Anubhuti Samiti (India)

Dilip Suthar; Sakshi Srivastava

Anubhuti Samiti aims to provide children in India with access to quality education, thus empowering them to become empathetic and action-oriented citizens of India. Its fellowship model serves to bridge existing gaps in India‚Äôs education system by engaging talented youths to work at the grassroots-level. In the long run, it hopes to nurture change-makers and reformers who will drive systemic change towards educational equity in India. 

China House (China)

Huang Hongxiang; Wu Haiying 
 

China House hopes to cultivate a sense of global citizenship among Chinese youths by helping them to learn about and engage in global sustainable development. It works with non-governmental organisations around the world to develop youth learning programmes on, among others, conservation, gender equality, quality education and culture preservation.  

HomePal (China, Singapore)

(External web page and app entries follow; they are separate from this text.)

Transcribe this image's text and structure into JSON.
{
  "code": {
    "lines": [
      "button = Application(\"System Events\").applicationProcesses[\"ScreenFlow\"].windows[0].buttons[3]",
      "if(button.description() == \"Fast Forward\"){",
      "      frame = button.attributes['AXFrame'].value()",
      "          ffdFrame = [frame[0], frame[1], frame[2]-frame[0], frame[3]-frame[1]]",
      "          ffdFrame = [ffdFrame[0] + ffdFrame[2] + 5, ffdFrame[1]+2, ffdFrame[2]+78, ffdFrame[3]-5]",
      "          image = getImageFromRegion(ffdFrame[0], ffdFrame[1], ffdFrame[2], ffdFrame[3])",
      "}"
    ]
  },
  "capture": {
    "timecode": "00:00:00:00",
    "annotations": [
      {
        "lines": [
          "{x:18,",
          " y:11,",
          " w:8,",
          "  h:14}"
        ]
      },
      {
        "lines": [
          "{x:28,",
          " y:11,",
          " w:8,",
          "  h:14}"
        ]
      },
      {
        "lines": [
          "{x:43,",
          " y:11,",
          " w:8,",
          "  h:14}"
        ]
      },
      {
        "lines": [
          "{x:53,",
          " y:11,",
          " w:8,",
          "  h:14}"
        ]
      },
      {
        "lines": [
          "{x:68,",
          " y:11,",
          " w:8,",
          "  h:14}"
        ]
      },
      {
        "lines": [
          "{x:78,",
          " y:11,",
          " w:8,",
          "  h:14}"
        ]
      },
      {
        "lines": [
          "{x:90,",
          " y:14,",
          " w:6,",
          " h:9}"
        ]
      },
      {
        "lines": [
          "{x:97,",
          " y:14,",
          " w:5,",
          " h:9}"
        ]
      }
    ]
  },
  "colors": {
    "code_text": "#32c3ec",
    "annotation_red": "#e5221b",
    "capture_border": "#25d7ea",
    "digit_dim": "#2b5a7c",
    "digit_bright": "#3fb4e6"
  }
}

Chen Hong Wei; Lai Hoi Bing 

 

HomePal aims to empower seniors to age gracefully in their residential homes while providing peace of mind to their caregivers. It does this by using emerging technology to enable decentralised senior care. HomePal is currently building an Internet of Things system that can provide privacy-preserving home monitoring and safety solutions. It also collaborates with community partners to establish a network of caregivers.  

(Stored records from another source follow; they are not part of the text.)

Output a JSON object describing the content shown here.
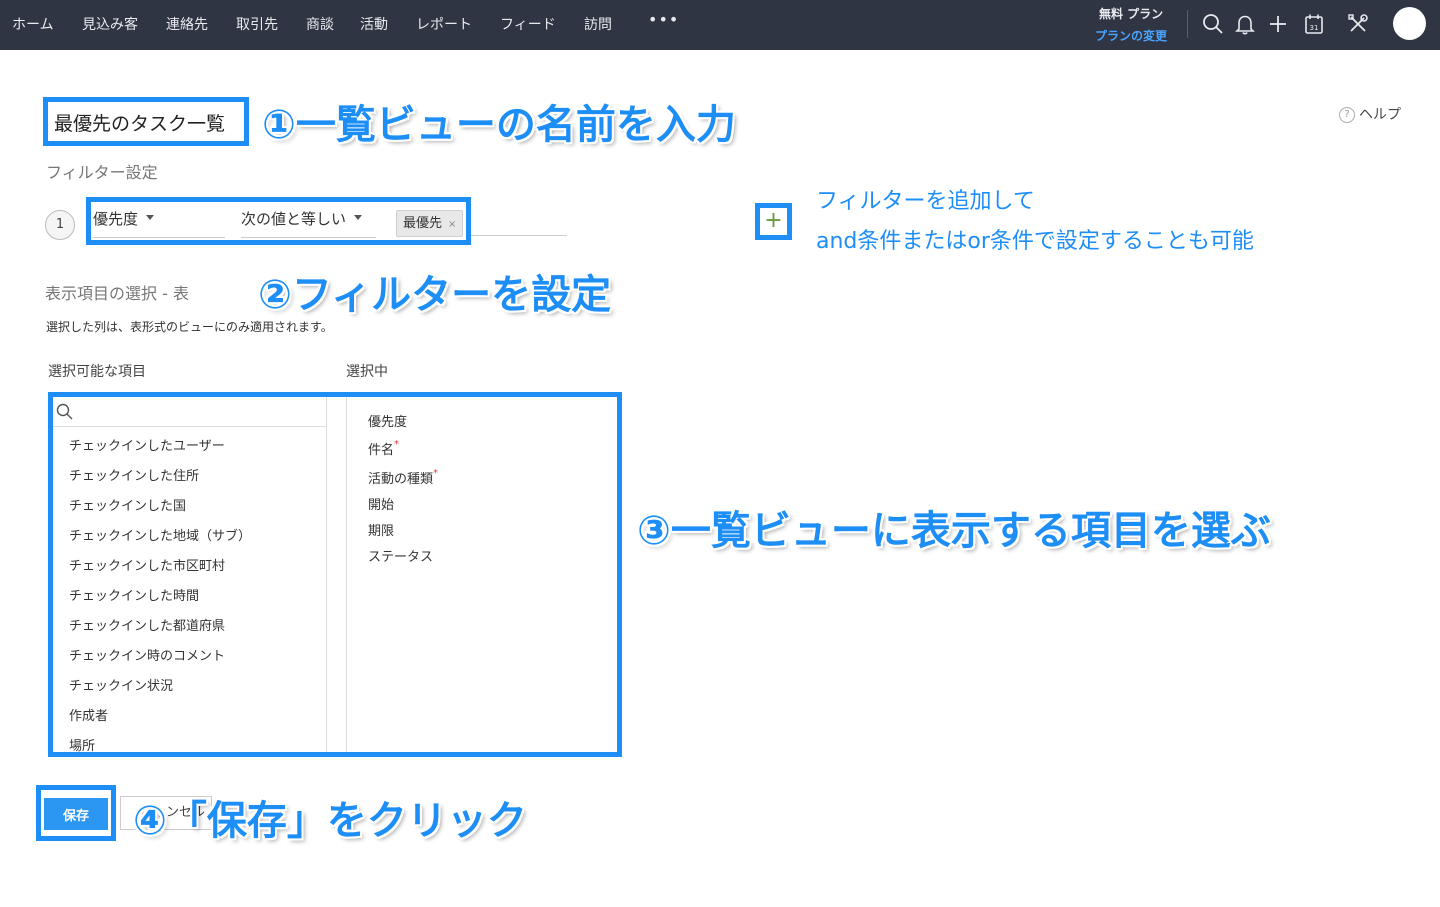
{
  "nav": {
    "items": [
      "ホーム",
      "見込み客",
      "連絡先",
      "取引先",
      "商談",
      "活動",
      "レポート",
      "フィード",
      "訪問"
    ],
    "more": "•••",
    "plan_name": "無料 プラン",
    "plan_change": "プランの変更",
    "calendar_day": "31"
  },
  "view_name": {
    "value": "最優先のタスク一覧"
  },
  "help": {
    "label": "ヘルプ",
    "icon_glyph": "?"
  },
  "filter": {
    "section_title": "フィルター設定",
    "number": "1",
    "field": "優先度",
    "operator": "次の値と等しい",
    "value_chip": "最優先",
    "chip_remove": "×",
    "add_button": "+"
  },
  "columns": {
    "section_title": "表示項目の選択 - 表",
    "note": "選択した列は、表形式のビューにのみ適用されます。",
    "available_label": "選択可能な項目",
    "selected_label": "選択中",
    "available": [
      "チェックインしたユーザー",
      "チェックインした住所",
      "チェックインした国",
      "チェックインした地域（サブ）",
      "チェックインした市区町村",
      "チェックインした時間",
      "チェックインした都道府県",
      "チェックイン時のコメント",
      "チェックイン状況",
      "作成者",
      "場所"
    ],
    "selected": [
      {
        "label": "優先度",
        "required": false
      },
      {
        "label": "件名",
        "required": true
      },
      {
        "label": "活動の種類",
        "required": true
      },
      {
        "label": "開始",
        "required": false
      },
      {
        "label": "期限",
        "required": false
      },
      {
        "label": "ステータス",
        "required": false
      }
    ],
    "required_mark": "*"
  },
  "buttons": {
    "save": "保存",
    "cancel": "キャンセル"
  },
  "annotations": {
    "step1": "①一覧ビューの名前を入力",
    "step2": "②フィルターを設定",
    "step3": "③一覧ビューに表示する項目を選ぶ",
    "step4": "④「保存」をクリック",
    "note_line1": "フィルターを追加して",
    "note_line2": "and条件またはor条件で設定することも可能"
  },
  "colors": {
    "nav_bg": "#2f3542",
    "accent": "#1e8ef7",
    "save_button": "#2c97f2",
    "plan_link": "#4aa3ff"
  }
}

LeLao (Laos)

Manithip Vongphachanh; Liming Sengthong; Phonmany Fongsouvanh

LeLao improves the livelihood of vulnerable communities by working with them to produce affordable and sustainable fashion products that showcase the rich cultural heritage of Laos. Its products include, among others, clothing constructed from deadstock fabrics and up-cycled purses made from fabric waste.  

ReservoAir (Indonesia)

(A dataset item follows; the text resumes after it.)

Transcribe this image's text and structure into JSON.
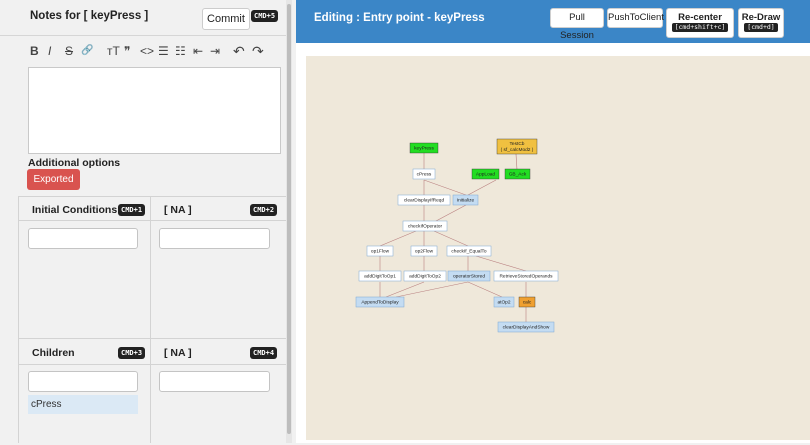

Azhar Isti Hanifah; Ilham Dhiaputra Hermawan; Sabrina Farah Salsabilla 

ReservoAir aims to enable the restoration of the natural water cycle by implementing water conservation technology. It produces permeable paving blocks with an infiltration rate that is 100 times faster than conventional paving, as well as infiltration wells and rainwater harvesting. Besides reducing flood risks, these technologies have other benefits such as groundwater recharge and providing alternative water sources. 

Rumah Briket (Indonesia)

Arfian Nuari; Mahdiyyah Ardhina; Putri Rizki Ardhina

Rumah Briket aims to reduce waste while promoting greater awareness of its problem. It works with households, such as the community of housewives, to process waste, turning it into organic charcoal briquettes and paving blocks, which are sold for income. In addition to solving the waste problem with a zero-waste solution, it also improves the economic situation of Rumah Briket’s community.